------ Available data ------
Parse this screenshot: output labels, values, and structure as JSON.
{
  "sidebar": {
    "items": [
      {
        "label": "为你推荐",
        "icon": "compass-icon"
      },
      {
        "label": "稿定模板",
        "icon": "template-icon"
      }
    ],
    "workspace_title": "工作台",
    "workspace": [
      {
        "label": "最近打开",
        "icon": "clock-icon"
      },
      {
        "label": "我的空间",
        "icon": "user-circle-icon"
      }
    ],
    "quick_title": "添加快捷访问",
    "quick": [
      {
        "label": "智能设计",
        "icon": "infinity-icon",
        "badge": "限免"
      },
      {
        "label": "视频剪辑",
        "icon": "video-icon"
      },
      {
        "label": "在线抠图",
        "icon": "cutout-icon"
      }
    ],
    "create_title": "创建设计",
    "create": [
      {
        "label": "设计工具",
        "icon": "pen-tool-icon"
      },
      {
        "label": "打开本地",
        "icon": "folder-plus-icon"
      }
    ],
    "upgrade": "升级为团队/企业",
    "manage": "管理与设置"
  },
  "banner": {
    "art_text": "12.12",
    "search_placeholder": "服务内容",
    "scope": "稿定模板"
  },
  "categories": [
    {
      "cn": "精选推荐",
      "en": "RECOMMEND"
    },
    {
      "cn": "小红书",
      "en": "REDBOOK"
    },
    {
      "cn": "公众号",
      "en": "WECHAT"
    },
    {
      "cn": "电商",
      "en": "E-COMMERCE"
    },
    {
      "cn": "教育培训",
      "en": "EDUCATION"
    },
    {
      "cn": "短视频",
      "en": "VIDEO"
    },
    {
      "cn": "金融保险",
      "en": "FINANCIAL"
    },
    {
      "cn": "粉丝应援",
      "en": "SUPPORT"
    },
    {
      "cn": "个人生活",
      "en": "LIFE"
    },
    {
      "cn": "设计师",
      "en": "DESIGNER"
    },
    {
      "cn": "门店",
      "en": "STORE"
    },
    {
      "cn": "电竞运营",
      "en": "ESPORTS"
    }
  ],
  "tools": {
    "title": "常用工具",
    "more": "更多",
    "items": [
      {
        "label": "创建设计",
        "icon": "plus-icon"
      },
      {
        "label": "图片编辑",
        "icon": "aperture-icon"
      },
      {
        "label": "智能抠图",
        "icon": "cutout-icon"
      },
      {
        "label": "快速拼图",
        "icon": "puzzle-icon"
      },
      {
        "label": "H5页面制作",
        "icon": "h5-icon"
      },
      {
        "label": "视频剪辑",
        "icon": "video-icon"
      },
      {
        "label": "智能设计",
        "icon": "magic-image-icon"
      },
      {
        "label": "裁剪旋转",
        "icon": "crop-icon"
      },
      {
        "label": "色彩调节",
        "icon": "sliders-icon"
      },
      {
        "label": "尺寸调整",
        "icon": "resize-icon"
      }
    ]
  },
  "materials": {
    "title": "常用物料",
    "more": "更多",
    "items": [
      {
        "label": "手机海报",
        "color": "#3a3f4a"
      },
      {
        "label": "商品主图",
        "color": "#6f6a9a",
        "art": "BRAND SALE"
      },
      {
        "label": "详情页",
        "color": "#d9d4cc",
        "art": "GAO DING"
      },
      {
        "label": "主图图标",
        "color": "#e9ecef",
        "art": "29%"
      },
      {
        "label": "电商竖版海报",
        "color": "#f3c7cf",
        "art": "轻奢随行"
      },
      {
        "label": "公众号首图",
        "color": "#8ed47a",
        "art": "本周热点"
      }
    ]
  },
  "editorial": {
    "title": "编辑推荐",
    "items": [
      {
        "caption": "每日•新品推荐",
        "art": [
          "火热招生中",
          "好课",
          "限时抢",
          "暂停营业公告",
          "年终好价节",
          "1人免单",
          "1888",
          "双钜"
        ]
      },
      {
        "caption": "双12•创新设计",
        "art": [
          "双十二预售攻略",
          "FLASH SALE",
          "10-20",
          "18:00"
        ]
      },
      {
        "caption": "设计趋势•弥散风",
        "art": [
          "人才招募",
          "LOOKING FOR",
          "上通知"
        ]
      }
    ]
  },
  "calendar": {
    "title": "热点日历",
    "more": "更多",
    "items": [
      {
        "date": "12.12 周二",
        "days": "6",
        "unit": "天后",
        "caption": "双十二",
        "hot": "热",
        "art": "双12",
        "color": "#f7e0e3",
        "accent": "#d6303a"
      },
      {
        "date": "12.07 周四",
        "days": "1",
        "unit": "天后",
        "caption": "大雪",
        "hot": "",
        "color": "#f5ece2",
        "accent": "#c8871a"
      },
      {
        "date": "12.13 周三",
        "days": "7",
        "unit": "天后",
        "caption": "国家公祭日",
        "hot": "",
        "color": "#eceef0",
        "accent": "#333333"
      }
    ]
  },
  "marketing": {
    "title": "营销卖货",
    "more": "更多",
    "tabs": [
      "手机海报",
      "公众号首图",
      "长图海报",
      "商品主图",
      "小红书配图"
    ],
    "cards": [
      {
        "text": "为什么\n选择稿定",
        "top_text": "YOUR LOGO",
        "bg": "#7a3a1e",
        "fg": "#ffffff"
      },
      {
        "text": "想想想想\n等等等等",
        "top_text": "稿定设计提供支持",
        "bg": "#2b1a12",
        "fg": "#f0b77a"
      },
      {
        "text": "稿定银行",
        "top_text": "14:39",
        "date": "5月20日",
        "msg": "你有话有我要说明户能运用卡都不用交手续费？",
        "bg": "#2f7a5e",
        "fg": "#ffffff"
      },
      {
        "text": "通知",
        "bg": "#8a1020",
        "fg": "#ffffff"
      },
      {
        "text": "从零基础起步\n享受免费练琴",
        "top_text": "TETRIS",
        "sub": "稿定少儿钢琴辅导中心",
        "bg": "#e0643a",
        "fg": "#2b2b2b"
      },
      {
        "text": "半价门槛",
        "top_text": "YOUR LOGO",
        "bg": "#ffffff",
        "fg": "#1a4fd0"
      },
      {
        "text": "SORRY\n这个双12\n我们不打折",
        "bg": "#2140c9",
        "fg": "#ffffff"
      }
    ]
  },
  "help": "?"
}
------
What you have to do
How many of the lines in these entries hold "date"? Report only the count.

Exercise result
4